  abstract     = {This study examines regional integration in Africa with a focus on the Common Market for Eastern and Southern Africa, COMESA. COMESA, with roots that go back to the beginning of the 1980’s, is one of the largest and most diverse areas for regional integration in Africa and has currently 19 member countries. The goal of the COMESA co-operation is to become a fully integrated area by the year 2025 that will merge into the African Union (AU). AU will then, in turn, create a fully integrated African continent in a not too far away future. The integration within COMESA is scheduled to deepen progressively and is hoped to contribute to internationally competitive goods, higher growth and lower poverty. So far, a free trade area has been created and this study uses Vinerian analysis to examine the trade effects of this liberalization process. Despite previous critique against South-South integration, because of higher risk of trade diversion, COMESA proves to have positive trade effects. No signs of trade diversion were found. Instead, trade creation was found both in terms of exports and imports, intra-COMESA as well as extra-COMESA. A majority of member countries have substantially increased their trade with other members, and non-members, since the free trade agreement entered into force in the year of 2000. There is neither one good that has driven this positive development. That is to say, the COMESA trade creation is found to be relatively evenly distributed between countries and commodities. However, the trade creation could have been larger if COMESA had provided better conditions for successful integration like more similar countries, diverging comparative advantages, better infrastructure or a higher degree of implementation.},
  author       = {Andersson, Anna},
  keyword      = {handelseffekter,ekonomisk integration,Afrika,COMESA,Economics, econometrics, economic theory, economic systems, economic policy,Nationalekonomi, ekonometri, ekonomisk teori, ekonomiska system, ekonomisk politik},

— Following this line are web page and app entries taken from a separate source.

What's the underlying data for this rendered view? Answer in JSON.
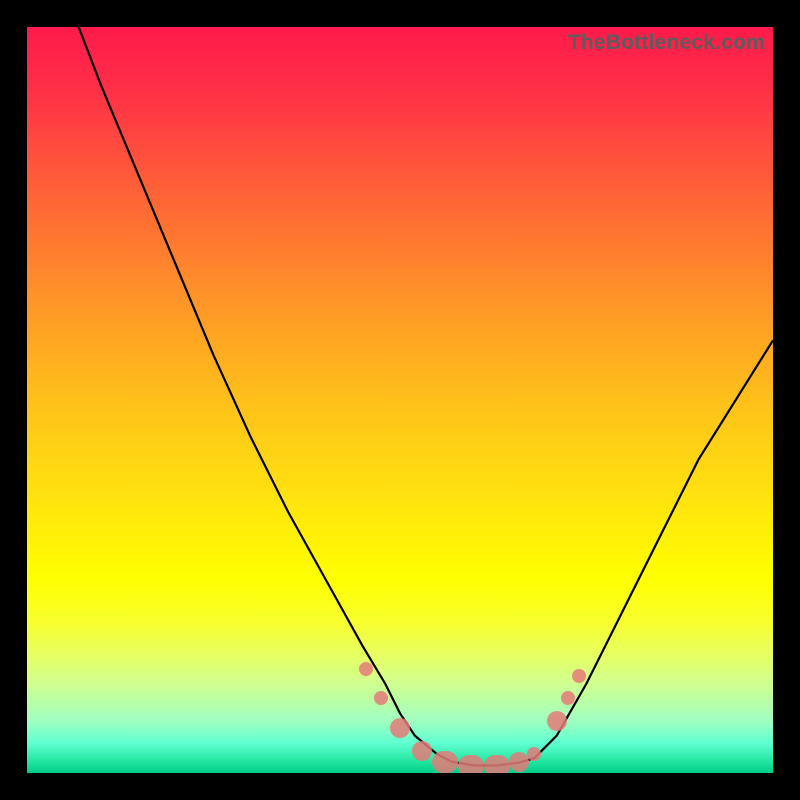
{
  "watermark": "TheBottleneck.com",
  "colors": {
    "frame": "#000000",
    "curve_stroke": "#000000",
    "marker_fill": "#e47a78"
  },
  "chart_data": {
    "type": "line",
    "title": "",
    "xlabel": "",
    "ylabel": "",
    "xlim": [
      0,
      100
    ],
    "ylim": [
      0,
      100
    ],
    "grid": false,
    "legend": false,
    "series": [
      {
        "name": "curve",
        "x": [
          5,
          10,
          15,
          20,
          25,
          30,
          35,
          40,
          45,
          48,
          50,
          52,
          55,
          57,
          60,
          63,
          66,
          68,
          71,
          75,
          80,
          85,
          90,
          95,
          100
        ],
        "y": [
          105,
          92,
          80,
          68,
          56,
          45,
          35,
          26,
          17,
          12,
          8,
          5,
          2.5,
          1.5,
          1,
          1,
          1.4,
          2,
          5,
          12,
          22,
          32,
          42,
          50,
          58
        ]
      }
    ],
    "markers": [
      {
        "x": 45.5,
        "y": 14,
        "size": "small"
      },
      {
        "x": 47.5,
        "y": 10,
        "size": "small"
      },
      {
        "x": 50,
        "y": 6,
        "size": "normal"
      },
      {
        "x": 53,
        "y": 3,
        "size": "normal"
      },
      {
        "x": 56,
        "y": 1.5,
        "size": "big"
      },
      {
        "x": 59.5,
        "y": 1,
        "size": "big"
      },
      {
        "x": 63,
        "y": 1,
        "size": "big"
      },
      {
        "x": 66,
        "y": 1.5,
        "size": "normal"
      },
      {
        "x": 68,
        "y": 2.5,
        "size": "small"
      },
      {
        "x": 71,
        "y": 7,
        "size": "normal"
      },
      {
        "x": 72.5,
        "y": 10,
        "size": "small"
      },
      {
        "x": 74,
        "y": 13,
        "size": "small"
      }
    ]
  }
}
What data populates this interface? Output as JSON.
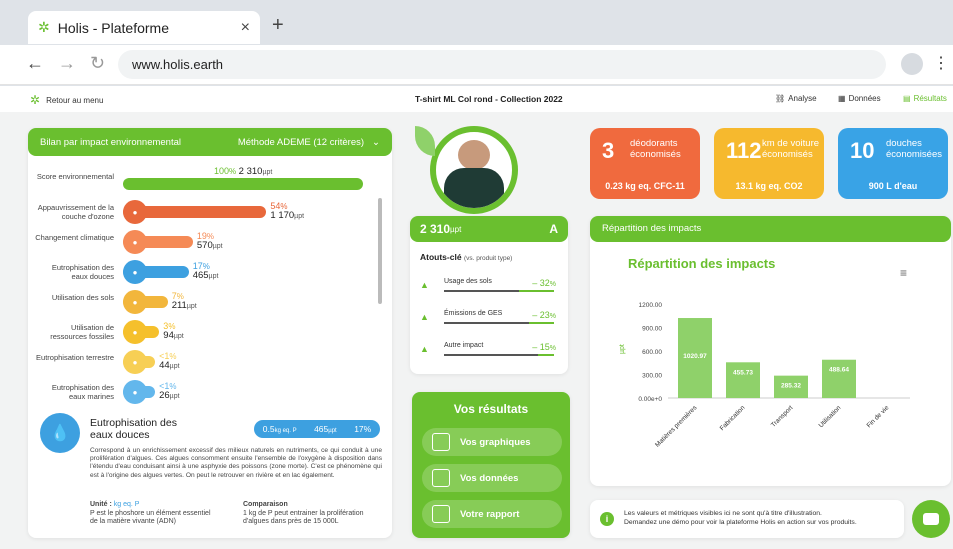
{
  "browser": {
    "tab_title": "Holis - Plateforme",
    "close": "×",
    "new_tab": "+",
    "url": "www.holis.earth",
    "back": "←",
    "forward": "→",
    "reload": "↻",
    "menu": "⋮"
  },
  "header": {
    "back_label": "Retour au menu",
    "title": "T-shirt ML Col rond - Collection 2022",
    "analyse": "Analyse",
    "donnees": "Données",
    "resultats": "Résultats"
  },
  "bilan": {
    "title": "Bilan par impact environnemental",
    "method": "Méthode ADEME (12 critères)",
    "score": {
      "label": "Score environnemental",
      "pct": "100",
      "pct_sign": "%",
      "value": "2 310",
      "unit": "µpt"
    },
    "rows": [
      {
        "label": "Appauvrissement de la couche d'ozone",
        "pct": "54",
        "value": "1 170",
        "color": "#e8683b",
        "fill": 0.54
      },
      {
        "label": "Changement climatique",
        "pct": "19",
        "value": "570",
        "color": "#f58a56",
        "fill": 0.19
      },
      {
        "label": "Eutrophisation des eaux douces",
        "pct": "17",
        "value": "465",
        "color": "#3da0e0",
        "fill": 0.17
      },
      {
        "label": "Utilisation des sols",
        "pct": "7",
        "value": "211",
        "color": "#f2b63c",
        "fill": 0.07
      },
      {
        "label": "Utilisation de ressources fossiles",
        "pct": "3",
        "value": "94",
        "color": "#f5c02c",
        "fill": 0.03
      },
      {
        "label": "Eutrophisation terrestre",
        "pct": "<1",
        "value": "44",
        "color": "#f7cf55",
        "fill": 0.01
      },
      {
        "label": "Eutrophisation des eaux marines",
        "pct": "<1",
        "value": "26",
        "color": "#63b7ec",
        "fill": 0.01
      }
    ]
  },
  "detail": {
    "title": "Eutrophisation des eaux douces",
    "badge_kg": "0.5",
    "badge_kg_unit": "kg eq. P",
    "badge_val": "465",
    "badge_unit": "µpt",
    "badge_pct": "17%",
    "desc": "Correspond à un enrichissement excessif des milieux naturels en nutriments, ce qui conduit à une prolifération d'algues. Ces algues consomment ensuite l'ensemble de l'oxygène à disposition dans l'étendu d'eau conduisant ainsi à une asphyxie des poissons (zone morte). C'est ce phénomène qui est à l'origine des algues vertes. On peut le retrouver en rivière et en lac également.",
    "unit_title": "Unité :",
    "unit_value": "kg eq. P",
    "unit_desc": "P est le phoshore un élément essentiel de la matière vivante (ADN)",
    "comp_title": "Comparaison",
    "comp_desc": "1 kg de P peut entrainer la prolifération d'algues dans près de 15 000L"
  },
  "product": {
    "score": "2 310",
    "unit": "µpt",
    "grade": "A",
    "atouts_title": "Atouts-clé",
    "atouts_sub": "(vs. produit type)",
    "atouts": [
      {
        "label": "Usage des sols",
        "value": "– 32",
        "fill": 0.68
      },
      {
        "label": "Émissions de GES",
        "value": "– 23",
        "fill": 0.77
      },
      {
        "label": "Autre impact",
        "value": "– 15",
        "fill": 0.85
      }
    ]
  },
  "results": {
    "title": "Vos résultats",
    "buttons": [
      "Vos graphiques",
      "Vos données",
      "Votre rapport"
    ]
  },
  "tiles": [
    {
      "num": "3",
      "label": "déodorants économisés",
      "sub": "0.23 kg eq. CFC-11",
      "color": "#f06a3e"
    },
    {
      "num": "112",
      "label": "km de voiture économisés",
      "sub": "13.1 kg eq. CO2",
      "color": "#f6b92e"
    },
    {
      "num": "10",
      "label": "douches économisées",
      "sub": "900 L d'eau",
      "color": "#39a3e6"
    }
  ],
  "repartition": {
    "header": "Répartition des impacts",
    "menu": "≡"
  },
  "chart_data": {
    "type": "bar",
    "title": "Répartition des impacts",
    "categories": [
      "Matières premières",
      "Fabrication",
      "Transport",
      "Utilisation",
      "Fin de vie"
    ],
    "values": [
      1020.97,
      455.73,
      285.32,
      488.64,
      0
    ],
    "value_labels": [
      "1020.97",
      "455.73",
      "285.32",
      "488.64",
      ""
    ],
    "yticks": [
      "1200.00",
      "900.00",
      "600.00",
      "300.00",
      "0.00e+0"
    ],
    "ylim": [
      0,
      1200
    ],
    "ylabel": "µpt",
    "color": "#8fd16a"
  },
  "footer": {
    "info": "Les valeurs et métriques visibles ici ne sont qu'à titre d'illustration.",
    "demo": "Demandez une démo pour voir la plateforme Holis en action sur vos produits."
  }
}
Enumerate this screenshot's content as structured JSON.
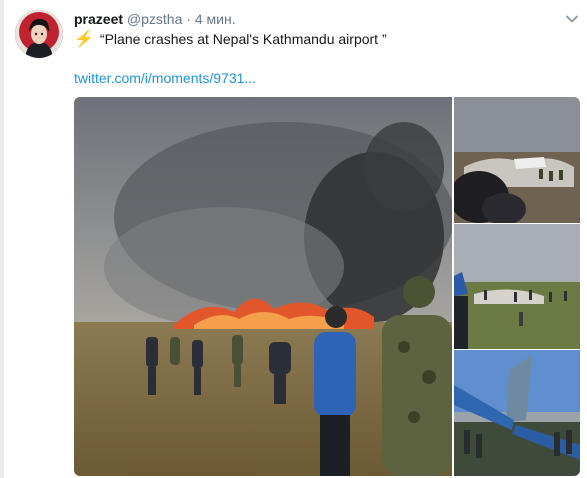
{
  "tweet": {
    "display_name": "prazeet",
    "handle": "@pzstha",
    "separator": "·",
    "time": "4 мин.",
    "bolt": "⚡",
    "text": "“Plane crashes at Nepal's Kathmandu airport ”",
    "link": "twitter.com/i/moments/9731..."
  },
  "icons": {
    "caret": "chevron-down-icon",
    "bolt": "lightning-icon"
  },
  "colors": {
    "link": "#1b95e0",
    "secondary_text": "#657786",
    "primary_text": "#14171a",
    "bolt": "#f5b400"
  }
}
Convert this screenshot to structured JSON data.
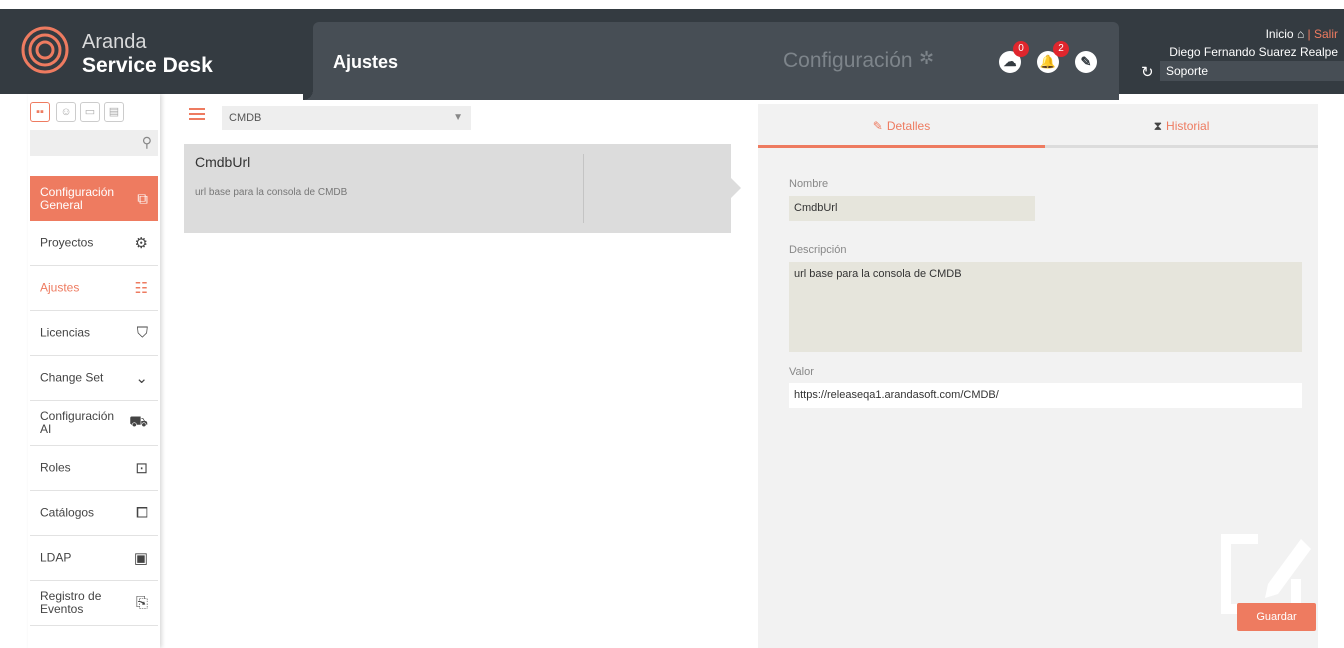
{
  "header": {
    "brand_top": "Aranda",
    "brand_bottom": "Service Desk",
    "section_title": "Ajustes",
    "config_title": "Configuración",
    "notifications": [
      {
        "icon": "cloud-download-icon",
        "count": "0"
      },
      {
        "icon": "bell-icon",
        "count": "2"
      },
      {
        "icon": "magic-wand-icon",
        "count": ""
      }
    ],
    "inicio": "Inicio",
    "salir": "| Salir",
    "user_name": "Diego Fernando Suarez Realpe",
    "role": "Soporte"
  },
  "sidebar": {
    "view_icons": [
      "grid-icon",
      "user-icon",
      "monitor-icon",
      "server-icon"
    ],
    "search_placeholder": "",
    "items": [
      {
        "label": "Configuración General",
        "icon": "copy-icon",
        "state": "highlighted"
      },
      {
        "label": "Proyectos",
        "icon": "gears-icon"
      },
      {
        "label": "Ajustes",
        "icon": "sliders-icon",
        "state": "current"
      },
      {
        "label": "Licencias",
        "icon": "shield-icon"
      },
      {
        "label": "Change Set",
        "icon": "chevron-down-icon"
      },
      {
        "label": "Configuración AI",
        "icon": "robot-icon"
      },
      {
        "label": "Roles",
        "icon": "id-badge-icon"
      },
      {
        "label": "Catálogos",
        "icon": "gallery-icon"
      },
      {
        "label": "LDAP",
        "icon": "folder-user-icon"
      },
      {
        "label": "Registro de Eventos",
        "icon": "clipboard-pulse-icon"
      }
    ]
  },
  "list": {
    "filter_value": "CMDB",
    "items": [
      {
        "name": "CmdbUrl",
        "description": "url base para la consola de CMDB"
      }
    ]
  },
  "detail": {
    "tabs": [
      {
        "label": "Detalles",
        "icon": "edit-icon"
      },
      {
        "label": "Historial",
        "icon": "hourglass-icon"
      }
    ],
    "name_label": "Nombre",
    "name_value": "CmdbUrl",
    "description_label": "Descripción",
    "description_value": "url base para la consola de CMDB",
    "value_label": "Valor",
    "value_value": "https://releaseqa1.arandasoft.com/CMDB/",
    "save_label": "Guardar"
  },
  "colors": {
    "accent": "#ee7b60",
    "header_bg": "#343b41",
    "panel_bg": "#474e55",
    "badge": "#e0262d"
  }
}
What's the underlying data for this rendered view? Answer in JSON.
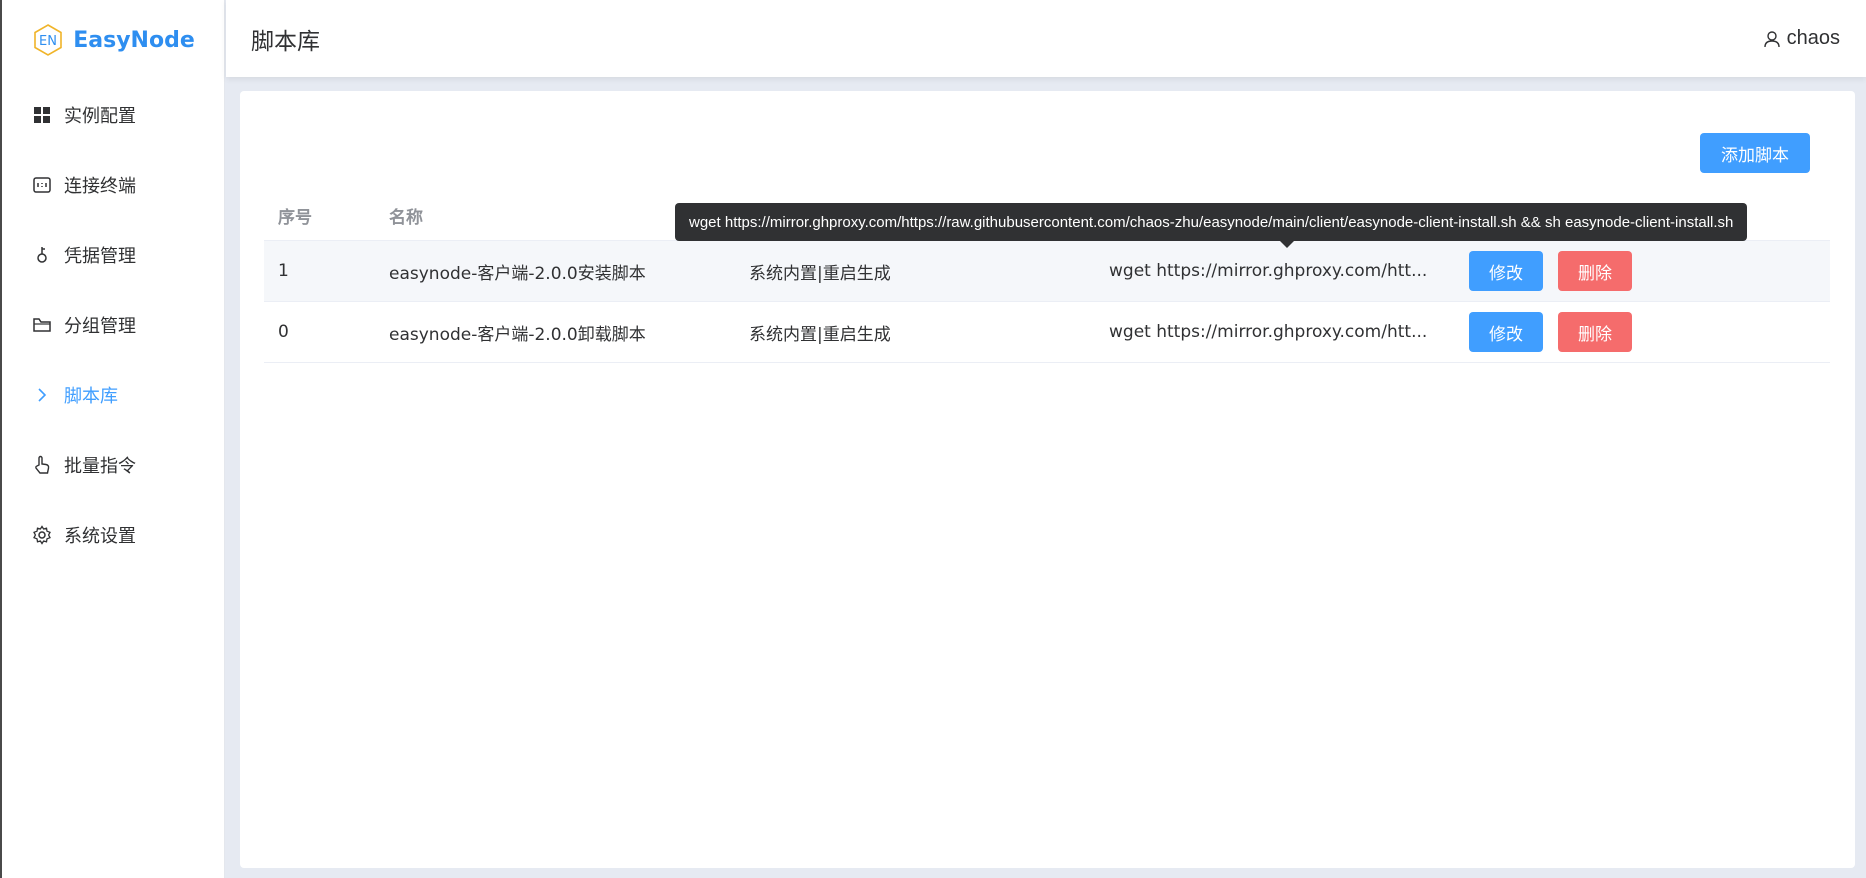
{
  "app": {
    "logo_mark": "EN",
    "name": "EasyNode",
    "brand_color": "#2e8ef0",
    "accent_color": "#409eff",
    "danger_color": "#f56c6c"
  },
  "sidebar": {
    "items": [
      {
        "label": "实例配置",
        "icon": "grid-icon"
      },
      {
        "label": "连接终端",
        "icon": "terminal-icon"
      },
      {
        "label": "凭据管理",
        "icon": "key-icon"
      },
      {
        "label": "分组管理",
        "icon": "folder-icon"
      },
      {
        "label": "脚本库",
        "icon": "chevron-right-icon",
        "active": true
      },
      {
        "label": "批量指令",
        "icon": "pointer-icon"
      },
      {
        "label": "系统设置",
        "icon": "gear-icon"
      }
    ]
  },
  "header": {
    "title": "脚本库",
    "username": "chaos"
  },
  "main": {
    "add_button": "添加脚本",
    "columns": [
      "序号",
      "名称"
    ],
    "rows": [
      {
        "index": "1",
        "name": "easynode-客户端-2.0.0安装脚本",
        "description": "系统内置|重启生成",
        "command": "wget https://mirror.ghproxy.com/htt...",
        "edit": "修改",
        "delete": "删除"
      },
      {
        "index": "0",
        "name": "easynode-客户端-2.0.0卸载脚本",
        "description": "系统内置|重启生成",
        "command": "wget https://mirror.ghproxy.com/htt...",
        "edit": "修改",
        "delete": "删除"
      }
    ],
    "tooltip": "wget https://mirror.ghproxy.com/https://raw.githubusercontent.com/chaos-zhu/easynode/main/client/easynode-client-install.sh && sh easynode-client-install.sh"
  }
}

  language     = {swe},
  note         = {Student Paper},
  title        = {Regional Integration i Afrika - En analys av COMESA:s handelseffekter},
  year         = {2008},
}